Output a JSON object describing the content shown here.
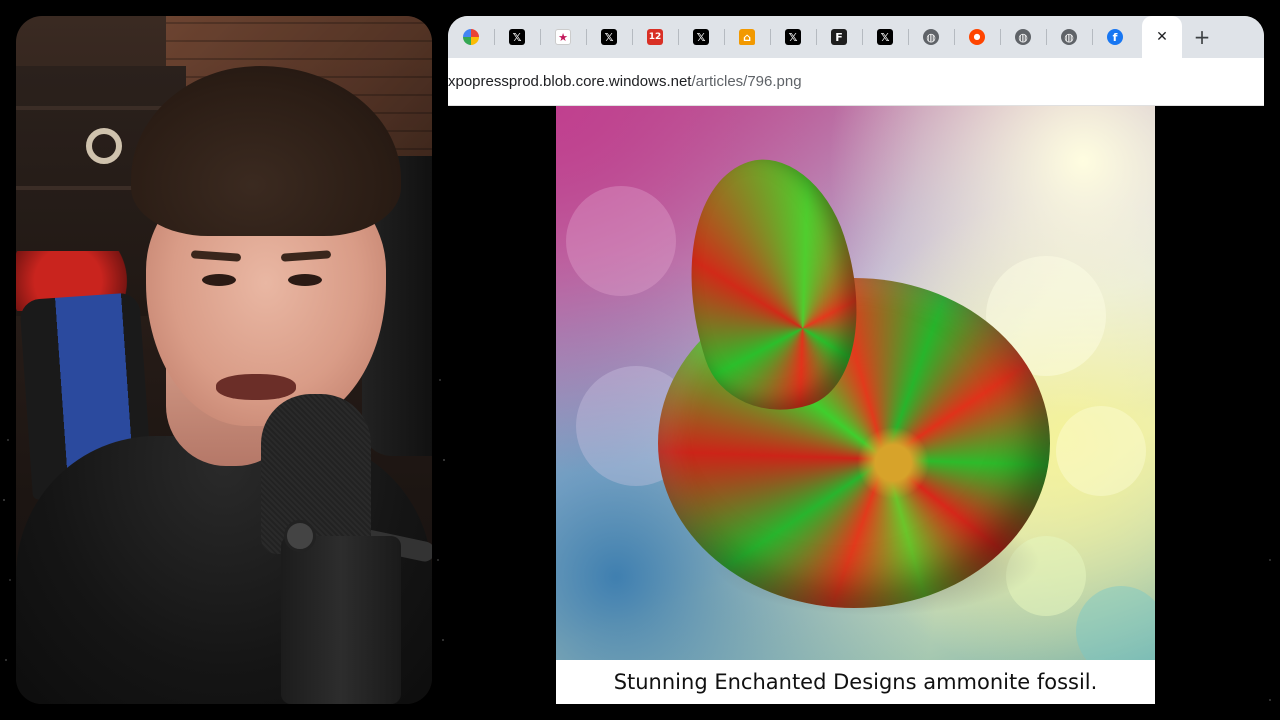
{
  "browser": {
    "tabs": [
      {
        "icon": "multicolor-app-icon",
        "glyph": ""
      },
      {
        "icon": "x-icon",
        "glyph": "𝕏"
      },
      {
        "icon": "star-logo-icon",
        "glyph": "★"
      },
      {
        "icon": "x-icon",
        "glyph": "𝕏"
      },
      {
        "icon": "news-logo-icon",
        "glyph": "12"
      },
      {
        "icon": "x-icon",
        "glyph": "𝕏"
      },
      {
        "icon": "home-icon",
        "glyph": "⌂"
      },
      {
        "icon": "x-icon",
        "glyph": "𝕏"
      },
      {
        "icon": "flipboard-icon",
        "glyph": "F"
      },
      {
        "icon": "x-icon",
        "glyph": "𝕏"
      },
      {
        "icon": "globe-icon",
        "glyph": "◍"
      },
      {
        "icon": "reddit-icon",
        "glyph": "●"
      },
      {
        "icon": "globe-icon",
        "glyph": "◍"
      },
      {
        "icon": "globe-icon",
        "glyph": "◍"
      },
      {
        "icon": "facebook-icon",
        "glyph": "f"
      }
    ],
    "active_tab_close": "✕",
    "new_tab": "+",
    "url": {
      "host": "xpopressprod.blob.core.windows.net",
      "path": "/articles/796.png"
    }
  },
  "content": {
    "caption": "Stunning Enchanted Designs ammonite fossil."
  }
}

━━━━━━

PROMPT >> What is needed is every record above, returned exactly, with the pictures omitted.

WORKED SOLUTION >>
Output a JSON object describing the content shown here.
{
  "browser": {
    "tabs": [
      {
        "icon": "multicolor-app-icon",
        "glyph": ""
      },
      {
        "icon": "x-icon",
        "glyph": "𝕏"
      },
      {
        "icon": "star-logo-icon",
        "glyph": "★"
      },
      {
        "icon": "x-icon",
        "glyph": "𝕏"
      },
      {
        "icon": "news-logo-icon",
        "glyph": "12"
      },
      {
        "icon": "x-icon",
        "glyph": "𝕏"
      },
      {
        "icon": "home-icon",
        "glyph": "⌂"
      },
      {
        "icon": "x-icon",
        "glyph": "𝕏"
      },
      {
        "icon": "flipboard-icon",
        "glyph": "F"
      },
      {
        "icon": "x-icon",
        "glyph": "𝕏"
      },
      {
        "icon": "globe-icon",
        "glyph": "◍"
      },
      {
        "icon": "reddit-icon",
        "glyph": "●"
      },
      {
        "icon": "globe-icon",
        "glyph": "◍"
      },
      {
        "icon": "globe-icon",
        "glyph": "◍"
      },
      {
        "icon": "facebook-icon",
        "glyph": "f"
      }
    ],
    "active_tab_close": "✕",
    "new_tab": "+",
    "url": {
      "host": "xpopressprod.blob.core.windows.net",
      "path": "/articles/796.png"
    }
  },
  "content": {
    "caption": "Stunning Enchanted Designs ammonite fossil."
  }
}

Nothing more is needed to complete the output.